Records from a collection
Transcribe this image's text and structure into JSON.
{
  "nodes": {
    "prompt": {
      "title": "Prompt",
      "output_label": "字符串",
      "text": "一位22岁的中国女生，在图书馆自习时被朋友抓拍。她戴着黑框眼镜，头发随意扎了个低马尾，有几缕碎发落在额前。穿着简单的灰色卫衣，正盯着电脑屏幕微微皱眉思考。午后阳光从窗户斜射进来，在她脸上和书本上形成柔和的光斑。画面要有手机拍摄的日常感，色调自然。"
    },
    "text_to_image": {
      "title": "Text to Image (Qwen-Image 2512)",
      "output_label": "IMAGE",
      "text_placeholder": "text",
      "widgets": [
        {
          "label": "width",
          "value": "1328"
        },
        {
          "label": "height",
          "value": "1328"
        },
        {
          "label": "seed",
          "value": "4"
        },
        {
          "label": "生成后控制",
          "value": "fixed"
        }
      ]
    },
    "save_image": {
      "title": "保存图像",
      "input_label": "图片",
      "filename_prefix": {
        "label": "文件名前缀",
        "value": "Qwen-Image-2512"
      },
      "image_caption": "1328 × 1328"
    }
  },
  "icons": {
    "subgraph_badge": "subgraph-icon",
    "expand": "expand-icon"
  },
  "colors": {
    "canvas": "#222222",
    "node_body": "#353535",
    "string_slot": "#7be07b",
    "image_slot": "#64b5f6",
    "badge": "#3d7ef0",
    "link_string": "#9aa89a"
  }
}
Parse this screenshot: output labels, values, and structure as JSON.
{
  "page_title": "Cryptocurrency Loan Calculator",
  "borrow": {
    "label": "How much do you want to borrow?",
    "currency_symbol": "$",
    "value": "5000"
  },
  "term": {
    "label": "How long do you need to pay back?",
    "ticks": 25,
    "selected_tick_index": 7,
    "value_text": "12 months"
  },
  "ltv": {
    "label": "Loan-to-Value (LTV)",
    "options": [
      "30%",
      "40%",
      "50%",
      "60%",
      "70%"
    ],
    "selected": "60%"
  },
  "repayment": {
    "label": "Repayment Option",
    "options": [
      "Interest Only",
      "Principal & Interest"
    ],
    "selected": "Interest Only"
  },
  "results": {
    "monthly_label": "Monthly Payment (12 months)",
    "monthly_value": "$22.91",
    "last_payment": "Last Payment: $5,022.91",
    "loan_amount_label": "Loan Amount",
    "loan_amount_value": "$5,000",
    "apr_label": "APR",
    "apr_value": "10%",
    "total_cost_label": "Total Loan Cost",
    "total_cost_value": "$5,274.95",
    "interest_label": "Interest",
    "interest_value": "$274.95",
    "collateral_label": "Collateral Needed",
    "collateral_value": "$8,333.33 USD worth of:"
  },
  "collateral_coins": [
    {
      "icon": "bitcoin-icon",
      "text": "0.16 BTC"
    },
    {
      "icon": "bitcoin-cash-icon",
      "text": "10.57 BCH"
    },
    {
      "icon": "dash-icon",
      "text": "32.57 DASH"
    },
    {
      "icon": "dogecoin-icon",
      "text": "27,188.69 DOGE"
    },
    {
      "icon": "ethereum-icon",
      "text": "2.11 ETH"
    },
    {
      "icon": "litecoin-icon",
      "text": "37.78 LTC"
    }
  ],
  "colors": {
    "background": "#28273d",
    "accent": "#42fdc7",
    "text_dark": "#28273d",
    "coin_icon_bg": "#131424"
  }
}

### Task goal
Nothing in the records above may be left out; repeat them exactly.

### Answer to this task
Transcribe this image's text and structure into JSON.
{
  "nodes": {
    "prompt": {
      "title": "Prompt",
      "output_label": "字符串",
      "text": "一位22岁的中国女生，在图书馆自习时被朋友抓拍。她戴着黑框眼镜，头发随意扎了个低马尾，有几缕碎发落在额前。穿着简单的灰色卫衣，正盯着电脑屏幕微微皱眉思考。午后阳光从窗户斜射进来，在她脸上和书本上形成柔和的光斑。画面要有手机拍摄的日常感，色调自然。"
    },
    "text_to_image": {
      "title": "Text to Image (Qwen-Image 2512)",
      "output_label": "IMAGE",
      "text_placeholder": "text",
      "widgets": [
        {
          "label": "width",
          "value": "1328"
        },
        {
          "label": "height",
          "value": "1328"
        },
        {
          "label": "seed",
          "value": "4"
        },
        {
          "label": "生成后控制",
          "value": "fixed"
        }
      ]
    },
    "save_image": {
      "title": "保存图像",
      "input_label": "图片",
      "filename_prefix": {
        "label": "文件名前缀",
        "value": "Qwen-Image-2512"
      },
      "image_caption": "1328 × 1328"
    }
  },
  "icons": {
    "subgraph_badge": "subgraph-icon",
    "expand": "expand-icon"
  },
  "colors": {
    "canvas": "#222222",
    "node_body": "#353535",
    "string_slot": "#7be07b",
    "image_slot": "#64b5f6",
    "badge": "#3d7ef0",
    "link_string": "#9aa89a"
  }
}
Parse this screenshot: output labels, values, and structure as JSON.
{
  "page_title": "Cryptocurrency Loan Calculator",
  "borrow": {
    "label": "How much do you want to borrow?",
    "currency_symbol": "$",
    "value": "5000"
  },
  "term": {
    "label": "How long do you need to pay back?",
    "ticks": 25,
    "selected_tick_index": 7,
    "value_text": "12 months"
  },
  "ltv": {
    "label": "Loan-to-Value (LTV)",
    "options": [
      "30%",
      "40%",
      "50%",
      "60%",
      "70%"
    ],
    "selected": "60%"
  },
  "repayment": {
    "label": "Repayment Option",
    "options": [
      "Interest Only",
      "Principal & Interest"
    ],
    "selected": "Interest Only"
  },
  "results": {
    "monthly_label": "Monthly Payment (12 months)",
    "monthly_value": "$22.91",
    "last_payment": "Last Payment: $5,022.91",
    "loan_amount_label": "Loan Amount",
    "loan_amount_value": "$5,000",
    "apr_label": "APR",
    "apr_value": "10%",
    "total_cost_label": "Total Loan Cost",
    "total_cost_value": "$5,274.95",
    "interest_label": "Interest",
    "interest_value": "$274.95",
    "collateral_label": "Collateral Needed",
    "collateral_value": "$8,333.33 USD worth of:"
  },
  "collateral_coins": [
    {
      "icon": "bitcoin-icon",
      "text": "0.16 BTC"
    },
    {
      "icon": "bitcoin-cash-icon",
      "text": "10.57 BCH"
    },
    {
      "icon": "dash-icon",
      "text": "32.57 DASH"
    },
    {
      "icon": "dogecoin-icon",
      "text": "27,188.69 DOGE"
    },
    {
      "icon": "ethereum-icon",
      "text": "2.11 ETH"
    },
    {
      "icon": "litecoin-icon",
      "text": "37.78 LTC"
    }
  ],
  "colors": {
    "background": "#28273d",
    "accent": "#42fdc7",
    "text_dark": "#28273d",
    "coin_icon_bg": "#131424"
  }
}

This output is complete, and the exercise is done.